OKLAHOMA - The cold beer battle is heating up in Oklahoma.
Liquor store retailers have reached a major decision that could soon allow cold beer sales in Oklahoma, including wine and 6-point beer in grocery stores.
“Some beers that I like to drink that you can’t get here because they have to be refrigerated, and it’s a hassle,” said Johnathan Saroch.
It's a hassle Saroch says has been around too long.
“We are all adults here. Take off the kid gloves,” he said.
Saroch says he supports any change to liquor laws that would take the drama out of having a drink.
“Football starts on Sunday and I don’t like to drink the low point beer that you can get at 7-11 or anywhere like that. So I would much rather come to the liquor store where I can get a good stout beer,” said Saroch.
Amber Stachmus agrees.
“That’s something that a lot of people complain about, that things can’t already be cold. So if you are taking it somewhere and you don’t have time to chill it, it would make things a lot easier,” she said.
Opinions like these are part of the reason a group of liquor store owners is now backing new legislation.
The Retail Liquor Association of Oklahoma says it now supports single strength refrigerated beer statewide.
“The time is now. We are one of five states that still has the split between 3.2 and strong beer. It does make Oklahoma look a little bit silly, and the retailers don’t want to stand in the way of that process,” said Bryan Kerr, president of the Retail Liquor Association of Oklahoma.
Being able to sell cold products is a key part of Senate Bill 383 proposed earlier this year by Senator Stephanie Bice.
“Obviously, we would love to be able to refrigerate beer and other products for the convenience of the consumer. Six-point beer throughout Oklahoma... now that doesn’t help us, but it’s what the consumer wants,” said Kerr.
The group also supports
- Wine available in grocery stores
- Children allowed in stores with parents
- Liquor stores open on the 4th of July, Memorial Day and Labor Day
- In-store tastings
“For instance, currently, when a retailer has a tasting, they have to go off site to allow customers to sample products. We want to be able to do those inside the store so the customer can come in, taste a little bit of wine and decide, 'yeah, I want to buy that,'” said Kerr.
Kerr believes the proposal strikes the perfect balance between consumer convenience and public safety.
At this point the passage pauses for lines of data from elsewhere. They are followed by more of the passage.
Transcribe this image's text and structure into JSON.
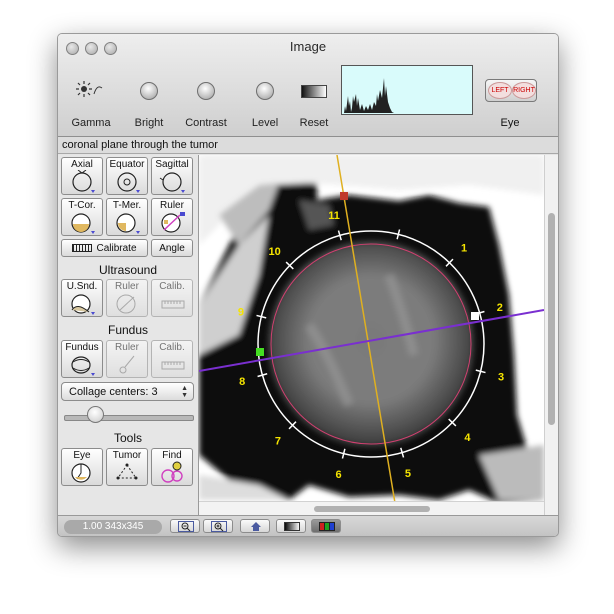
{
  "window": {
    "title": "Image"
  },
  "toolbar": {
    "gamma_label": "Gamma",
    "bright_label": "Bright",
    "contrast_label": "Contrast",
    "level_label": "Level",
    "reset_label": "Reset",
    "eye_label": "Eye",
    "eye_left_label": "LEFT",
    "eye_right_label": "RIGHT"
  },
  "caption": "coronal plane through the tumor",
  "sidebar": {
    "axial": "Axial",
    "equator": "Equator",
    "sagittal": "Sagittal",
    "tcor": "T-Cor.",
    "tmer": "T-Mer.",
    "ruler": "Ruler",
    "calibrate": "Calibrate",
    "angle": "Angle",
    "ultrasound_title": "Ultrasound",
    "usnd": "U.Snd.",
    "us_ruler": "Ruler",
    "us_calib": "Calib.",
    "fundus_title": "Fundus",
    "fundus": "Fundus",
    "f_ruler": "Ruler",
    "f_calib": "Calib.",
    "collage": "Collage centers: 3",
    "collage_slider_fraction": 0.2,
    "tools_title": "Tools",
    "eye": "Eye",
    "tumor": "Tumor",
    "find": "Find"
  },
  "viewer": {
    "clock_numbers": [
      "1",
      "2",
      "3",
      "4",
      "5",
      "6",
      "7",
      "8",
      "9",
      "10",
      "11"
    ]
  },
  "status": {
    "zoom": "1.00 343x345"
  },
  "colors": {
    "histogram_bg": "#d9fbfb",
    "meridian_line": "#e0b020",
    "axis_line": "#7a2fd0",
    "marker_red": "#c0392b",
    "marker_green": "#44dd22",
    "clock_text": "#f5e400",
    "tumor_ring": "#d04070"
  }
}
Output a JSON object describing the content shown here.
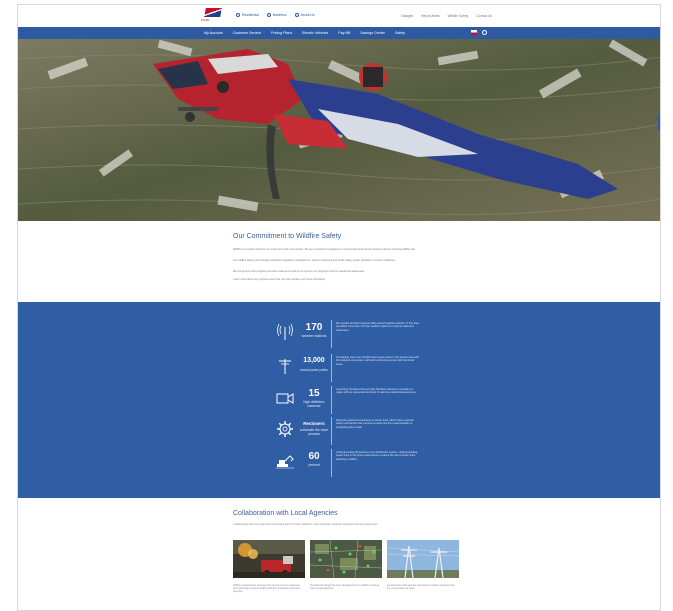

“That is a consideration. What can you put before the Oklahoma public that will actually pass. Because we are talking about a change in the constitution."
However, the group doesn't support keeping liquor stores open later. They say that's not something consumers want.
If all of those proposals are written into the law, it’s not likely to reach voters until November of 2016.